Published: Dec. 6, 2018 By
International Space Station

International Space Station. (Credit: NASA)

Bacteria will be soon be under the microscope in outer space as four new CU Boulder-led biological experiments are set to begin aboard the International Space Station.

The research projects, which are supported by CU Boulder’s BioServe Space Technologies, will examine how the human immune system changes as people get older, the danger that bacteria pose to mechanical equipment and more. Payloads for the four experiments launched Dec. 5 from Cape Canaveral Air Force Station in Florida aboard a SpaceX Falcon 9 rocket and will berth at the space station on Saturday. 

BioServe is a research center in the Ann and H.J. Smead Department of Aerospace Engineering Sciences. The center’s engineers and scientists work to transform spacecraft in low-Earth orbit into high-tech laboratories for biological research. The team collaborates with astronauts to carry out experiments and design new equipment to function in the challenging environment of microgravity. 

Since it was founded in 1987, BioServe has helped to launch hundreds of space studies, many of which have focused on improving the health and safety of people—including astronauts on long journeys and ordinary citizens on the ground.

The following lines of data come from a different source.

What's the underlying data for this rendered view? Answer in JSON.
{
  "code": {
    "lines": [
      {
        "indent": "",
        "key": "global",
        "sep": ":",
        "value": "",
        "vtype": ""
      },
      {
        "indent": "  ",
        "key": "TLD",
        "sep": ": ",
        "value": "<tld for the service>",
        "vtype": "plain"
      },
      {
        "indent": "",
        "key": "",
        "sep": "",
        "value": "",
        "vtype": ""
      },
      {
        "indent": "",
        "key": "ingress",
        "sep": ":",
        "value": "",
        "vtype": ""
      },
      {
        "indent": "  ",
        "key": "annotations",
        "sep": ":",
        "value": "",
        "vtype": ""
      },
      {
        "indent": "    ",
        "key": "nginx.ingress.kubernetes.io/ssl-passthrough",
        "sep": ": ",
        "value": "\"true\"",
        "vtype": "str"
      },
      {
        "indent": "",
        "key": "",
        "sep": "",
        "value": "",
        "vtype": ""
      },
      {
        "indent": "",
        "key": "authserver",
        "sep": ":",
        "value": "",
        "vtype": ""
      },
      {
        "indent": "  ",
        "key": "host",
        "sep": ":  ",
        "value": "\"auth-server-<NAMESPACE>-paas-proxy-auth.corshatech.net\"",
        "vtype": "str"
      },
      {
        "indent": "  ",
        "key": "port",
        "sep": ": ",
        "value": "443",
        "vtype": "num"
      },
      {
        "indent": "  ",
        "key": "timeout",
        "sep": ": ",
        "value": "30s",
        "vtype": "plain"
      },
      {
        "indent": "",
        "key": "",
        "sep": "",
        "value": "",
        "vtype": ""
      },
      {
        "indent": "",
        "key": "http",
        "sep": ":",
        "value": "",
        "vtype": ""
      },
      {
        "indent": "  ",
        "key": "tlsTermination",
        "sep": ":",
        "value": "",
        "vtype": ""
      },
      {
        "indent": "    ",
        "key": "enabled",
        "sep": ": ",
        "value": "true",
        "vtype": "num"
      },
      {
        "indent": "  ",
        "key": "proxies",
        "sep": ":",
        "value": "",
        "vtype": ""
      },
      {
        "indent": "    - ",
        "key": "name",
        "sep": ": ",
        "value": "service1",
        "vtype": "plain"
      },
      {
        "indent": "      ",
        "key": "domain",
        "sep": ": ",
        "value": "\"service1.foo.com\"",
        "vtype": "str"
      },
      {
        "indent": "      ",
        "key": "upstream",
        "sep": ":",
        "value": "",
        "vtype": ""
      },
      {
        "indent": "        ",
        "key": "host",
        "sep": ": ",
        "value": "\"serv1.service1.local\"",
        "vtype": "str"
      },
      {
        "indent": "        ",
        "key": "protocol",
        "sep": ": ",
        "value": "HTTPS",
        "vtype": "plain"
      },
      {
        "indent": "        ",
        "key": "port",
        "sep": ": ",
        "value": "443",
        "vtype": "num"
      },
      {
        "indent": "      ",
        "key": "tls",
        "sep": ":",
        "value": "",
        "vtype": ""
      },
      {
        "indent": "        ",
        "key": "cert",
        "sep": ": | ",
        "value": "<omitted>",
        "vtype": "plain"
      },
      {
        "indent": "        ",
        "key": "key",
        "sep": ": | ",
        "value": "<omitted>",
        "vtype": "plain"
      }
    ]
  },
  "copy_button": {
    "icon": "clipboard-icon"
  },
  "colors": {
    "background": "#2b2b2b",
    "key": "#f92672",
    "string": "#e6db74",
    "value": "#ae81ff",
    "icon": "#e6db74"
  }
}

“It is exciting to impact human health in a positive way on Earth through research conducted in space,” said Stefanie Countryman, associate director of BioServe. 

The center’s partners include large and small pharmaceutical and biotechnology companies, universities and NASA-funded researchers. Both undergraduate and graduate CU Boulder students are involved in BioServe research efforts.

The four new studies focus on:

Fungi in space

Researchers at NASA will explore how fungal cells belonging to the species Candida albicans grow in the absence of gravity. These fungi are normally harmless but can cause serious infections in people with compromised immune systems. That makes them a potential danger to astronauts who are more susceptible to disease because of the rigors of space travel.

Corrosive behavior

It’s not just humans at risk: Single-celled organisms pose a danger to electronic components and other equipment, too. An experiment led by the Texas-based company NALCO Champion will investigate how bacteria corrode carbon steel surfaces, both on Earth and in space. On the ground, such microbes can damage oil pipelines and other materials around the world, causing an estimated $485 billion to $1.5 trillion in losses every year.

Mouse astronauts

Like humans, rodents who spend long periods of time in space can exhibit signs of accelerated aging, including bone loss, declining heart health and more. In a long-running series of studies, researchers at the non-profit organization the Center for the Advancement of Science in Space (CASIS) have probed the impact of space travel on mice. Their findings could provide new clues to how scientists might safeguard the health of astronauts en route to Mars or treat the impacts of aging in older adults. 

Aging immune systems

A team led by the University of California, San Francisco will use the International Space Station to explore another impact of aging: immunosenescence, or the decreased ability of people to fight off disease as they get older. The group will study how human white blood cells and stems cells behave in microgravity with an eye toward better understanding how aging impacts immune system health and the body’s capacity to regenerate tissue.